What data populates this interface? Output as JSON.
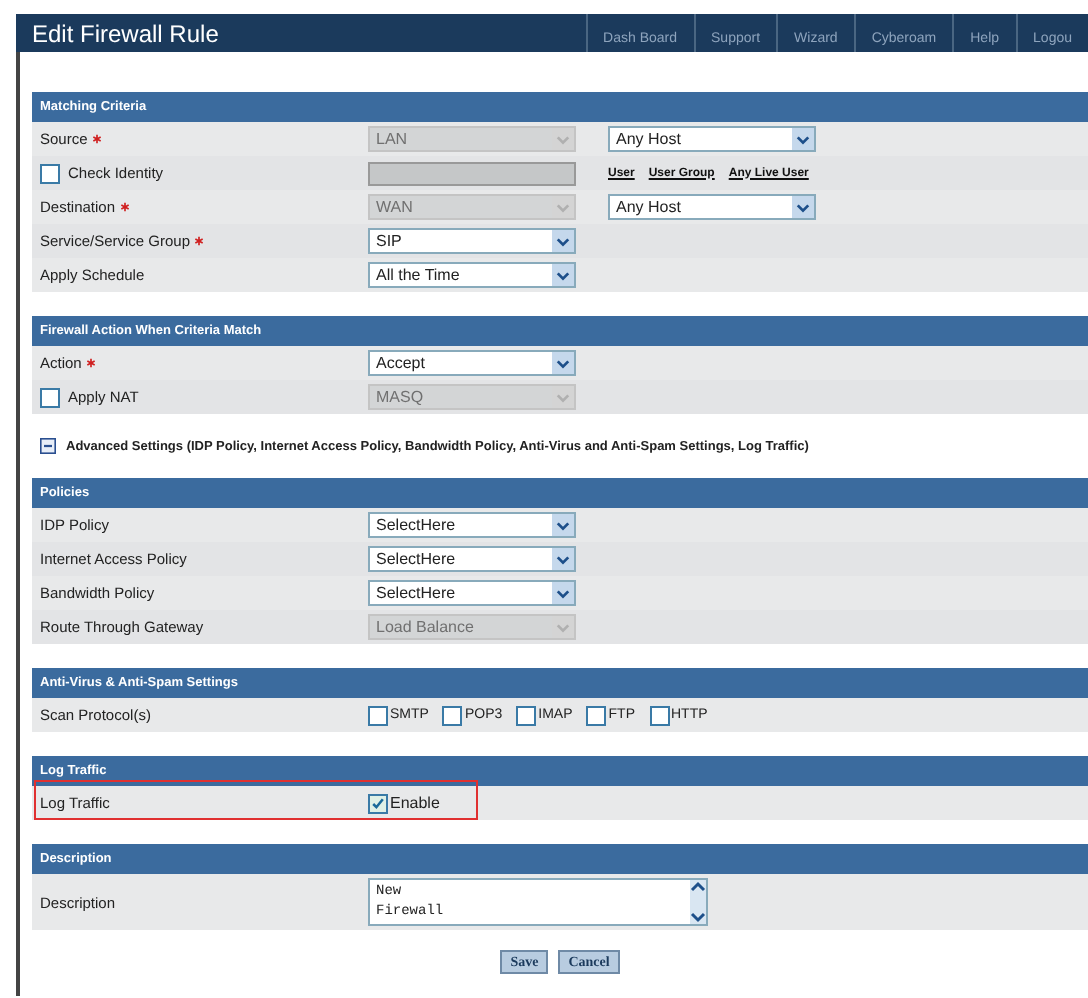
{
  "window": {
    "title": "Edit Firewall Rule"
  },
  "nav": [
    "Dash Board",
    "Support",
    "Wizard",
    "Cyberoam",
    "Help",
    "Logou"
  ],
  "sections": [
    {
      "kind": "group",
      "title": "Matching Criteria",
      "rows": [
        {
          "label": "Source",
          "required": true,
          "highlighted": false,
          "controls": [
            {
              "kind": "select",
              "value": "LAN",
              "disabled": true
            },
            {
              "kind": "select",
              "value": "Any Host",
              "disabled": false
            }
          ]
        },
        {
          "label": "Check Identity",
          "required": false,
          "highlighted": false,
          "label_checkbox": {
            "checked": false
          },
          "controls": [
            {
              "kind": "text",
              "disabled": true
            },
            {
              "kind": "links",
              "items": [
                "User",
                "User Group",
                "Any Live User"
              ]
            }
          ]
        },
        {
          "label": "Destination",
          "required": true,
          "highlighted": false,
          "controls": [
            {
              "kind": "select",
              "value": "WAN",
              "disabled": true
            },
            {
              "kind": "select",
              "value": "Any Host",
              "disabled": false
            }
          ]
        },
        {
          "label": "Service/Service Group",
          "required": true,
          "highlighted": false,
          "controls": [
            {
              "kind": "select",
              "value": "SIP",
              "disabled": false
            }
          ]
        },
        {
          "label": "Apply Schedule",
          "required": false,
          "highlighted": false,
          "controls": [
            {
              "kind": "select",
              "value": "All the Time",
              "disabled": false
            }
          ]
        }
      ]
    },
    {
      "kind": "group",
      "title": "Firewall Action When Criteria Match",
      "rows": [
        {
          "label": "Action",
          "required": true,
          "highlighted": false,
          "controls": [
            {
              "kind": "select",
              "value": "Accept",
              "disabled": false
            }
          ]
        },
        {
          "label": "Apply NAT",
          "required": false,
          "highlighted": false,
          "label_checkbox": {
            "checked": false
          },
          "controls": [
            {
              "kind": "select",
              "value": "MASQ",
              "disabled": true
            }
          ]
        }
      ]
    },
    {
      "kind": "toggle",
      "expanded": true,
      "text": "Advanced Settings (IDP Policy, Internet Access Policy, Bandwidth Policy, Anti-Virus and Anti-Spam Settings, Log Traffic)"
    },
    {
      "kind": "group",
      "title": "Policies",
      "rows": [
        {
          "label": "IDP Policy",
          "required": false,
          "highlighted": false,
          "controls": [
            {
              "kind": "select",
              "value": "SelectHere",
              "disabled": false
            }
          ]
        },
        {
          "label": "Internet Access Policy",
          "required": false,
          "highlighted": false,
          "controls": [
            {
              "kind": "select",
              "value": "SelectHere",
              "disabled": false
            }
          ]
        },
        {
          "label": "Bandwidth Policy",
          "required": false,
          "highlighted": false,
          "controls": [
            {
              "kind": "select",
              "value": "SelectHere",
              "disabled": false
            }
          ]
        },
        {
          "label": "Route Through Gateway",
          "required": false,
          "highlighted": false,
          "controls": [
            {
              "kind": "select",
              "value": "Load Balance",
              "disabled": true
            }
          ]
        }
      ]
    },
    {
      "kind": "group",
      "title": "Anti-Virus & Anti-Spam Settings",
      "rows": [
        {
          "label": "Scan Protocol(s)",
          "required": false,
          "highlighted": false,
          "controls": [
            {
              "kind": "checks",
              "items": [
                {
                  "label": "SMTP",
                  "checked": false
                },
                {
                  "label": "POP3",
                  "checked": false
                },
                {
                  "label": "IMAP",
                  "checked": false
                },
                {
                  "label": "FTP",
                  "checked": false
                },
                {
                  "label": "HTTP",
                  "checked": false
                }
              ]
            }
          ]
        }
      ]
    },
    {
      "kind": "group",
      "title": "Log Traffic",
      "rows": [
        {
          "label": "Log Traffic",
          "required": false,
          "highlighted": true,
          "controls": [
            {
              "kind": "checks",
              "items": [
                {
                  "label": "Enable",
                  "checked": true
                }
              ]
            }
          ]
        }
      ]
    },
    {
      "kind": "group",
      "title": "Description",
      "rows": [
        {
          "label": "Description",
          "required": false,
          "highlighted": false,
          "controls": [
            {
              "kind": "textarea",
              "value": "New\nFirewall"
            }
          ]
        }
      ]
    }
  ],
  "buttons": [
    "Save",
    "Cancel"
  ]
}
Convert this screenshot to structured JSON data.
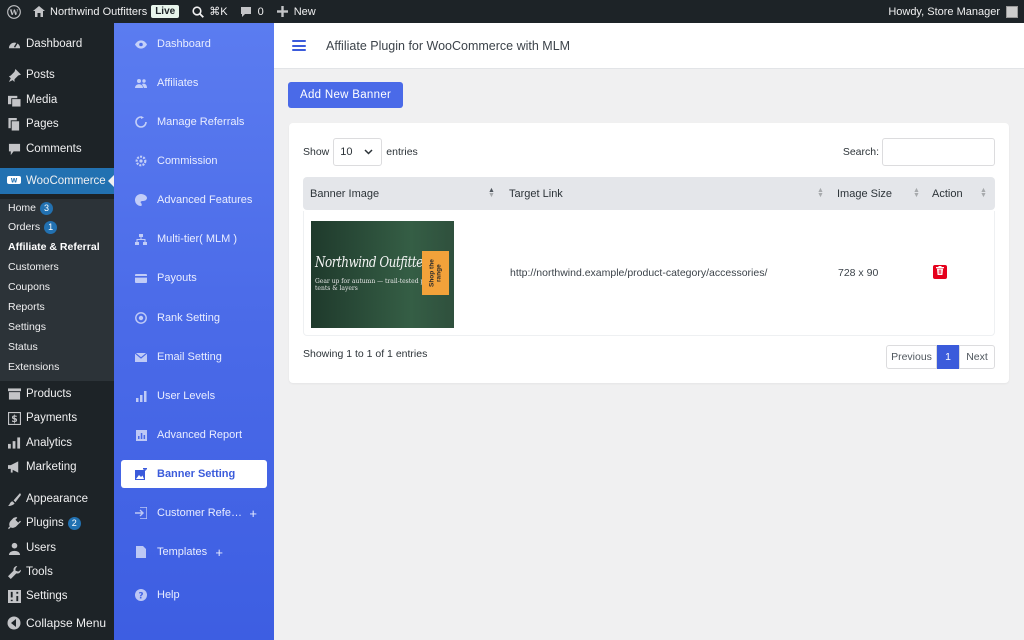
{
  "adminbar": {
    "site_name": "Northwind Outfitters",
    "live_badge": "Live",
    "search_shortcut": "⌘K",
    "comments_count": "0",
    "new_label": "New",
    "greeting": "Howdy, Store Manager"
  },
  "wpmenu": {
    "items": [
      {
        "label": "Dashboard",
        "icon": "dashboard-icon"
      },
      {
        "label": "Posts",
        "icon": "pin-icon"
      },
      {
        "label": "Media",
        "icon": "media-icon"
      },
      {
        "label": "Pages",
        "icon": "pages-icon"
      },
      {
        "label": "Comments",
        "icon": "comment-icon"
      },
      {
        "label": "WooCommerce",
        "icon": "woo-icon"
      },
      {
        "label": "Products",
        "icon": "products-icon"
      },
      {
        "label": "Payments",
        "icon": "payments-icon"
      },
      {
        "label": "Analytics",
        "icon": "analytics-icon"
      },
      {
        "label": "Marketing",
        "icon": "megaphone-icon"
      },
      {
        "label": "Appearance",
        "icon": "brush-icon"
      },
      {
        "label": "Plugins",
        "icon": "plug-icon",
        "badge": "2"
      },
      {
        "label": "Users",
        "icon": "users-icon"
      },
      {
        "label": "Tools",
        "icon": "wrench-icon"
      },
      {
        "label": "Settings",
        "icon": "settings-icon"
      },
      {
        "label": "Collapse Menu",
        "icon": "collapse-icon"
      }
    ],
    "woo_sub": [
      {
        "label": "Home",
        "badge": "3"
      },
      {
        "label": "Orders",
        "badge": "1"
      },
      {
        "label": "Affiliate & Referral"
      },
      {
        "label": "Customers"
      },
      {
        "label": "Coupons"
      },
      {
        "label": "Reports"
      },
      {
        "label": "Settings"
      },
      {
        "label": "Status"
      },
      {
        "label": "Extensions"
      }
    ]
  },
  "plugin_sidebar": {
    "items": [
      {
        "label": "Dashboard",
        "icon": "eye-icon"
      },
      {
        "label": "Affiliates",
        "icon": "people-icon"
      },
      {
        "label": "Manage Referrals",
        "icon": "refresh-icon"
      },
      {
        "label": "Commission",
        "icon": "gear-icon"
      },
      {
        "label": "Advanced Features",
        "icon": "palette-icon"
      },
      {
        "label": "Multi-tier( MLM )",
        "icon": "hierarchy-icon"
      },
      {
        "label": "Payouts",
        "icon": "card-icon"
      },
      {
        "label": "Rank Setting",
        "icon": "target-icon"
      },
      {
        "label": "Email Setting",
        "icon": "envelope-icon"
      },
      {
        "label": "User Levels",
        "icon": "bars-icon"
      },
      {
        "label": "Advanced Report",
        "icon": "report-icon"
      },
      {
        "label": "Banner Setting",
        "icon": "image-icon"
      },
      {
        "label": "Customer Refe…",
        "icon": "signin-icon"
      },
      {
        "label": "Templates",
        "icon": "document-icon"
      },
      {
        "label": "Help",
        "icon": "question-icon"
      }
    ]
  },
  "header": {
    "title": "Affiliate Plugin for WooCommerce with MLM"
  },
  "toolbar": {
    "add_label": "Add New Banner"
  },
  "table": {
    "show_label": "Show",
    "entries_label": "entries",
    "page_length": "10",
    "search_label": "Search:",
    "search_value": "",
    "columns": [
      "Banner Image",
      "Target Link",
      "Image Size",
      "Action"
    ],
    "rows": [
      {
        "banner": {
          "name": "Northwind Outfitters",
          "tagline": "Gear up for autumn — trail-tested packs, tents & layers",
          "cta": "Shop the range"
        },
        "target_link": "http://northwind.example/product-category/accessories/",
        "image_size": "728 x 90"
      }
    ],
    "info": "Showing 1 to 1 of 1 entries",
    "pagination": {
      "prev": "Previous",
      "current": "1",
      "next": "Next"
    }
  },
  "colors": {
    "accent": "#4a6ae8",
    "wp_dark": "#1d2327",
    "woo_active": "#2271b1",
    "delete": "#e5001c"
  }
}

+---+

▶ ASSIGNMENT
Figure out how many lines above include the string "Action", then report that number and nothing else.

▶ RESPONSE BELOW
3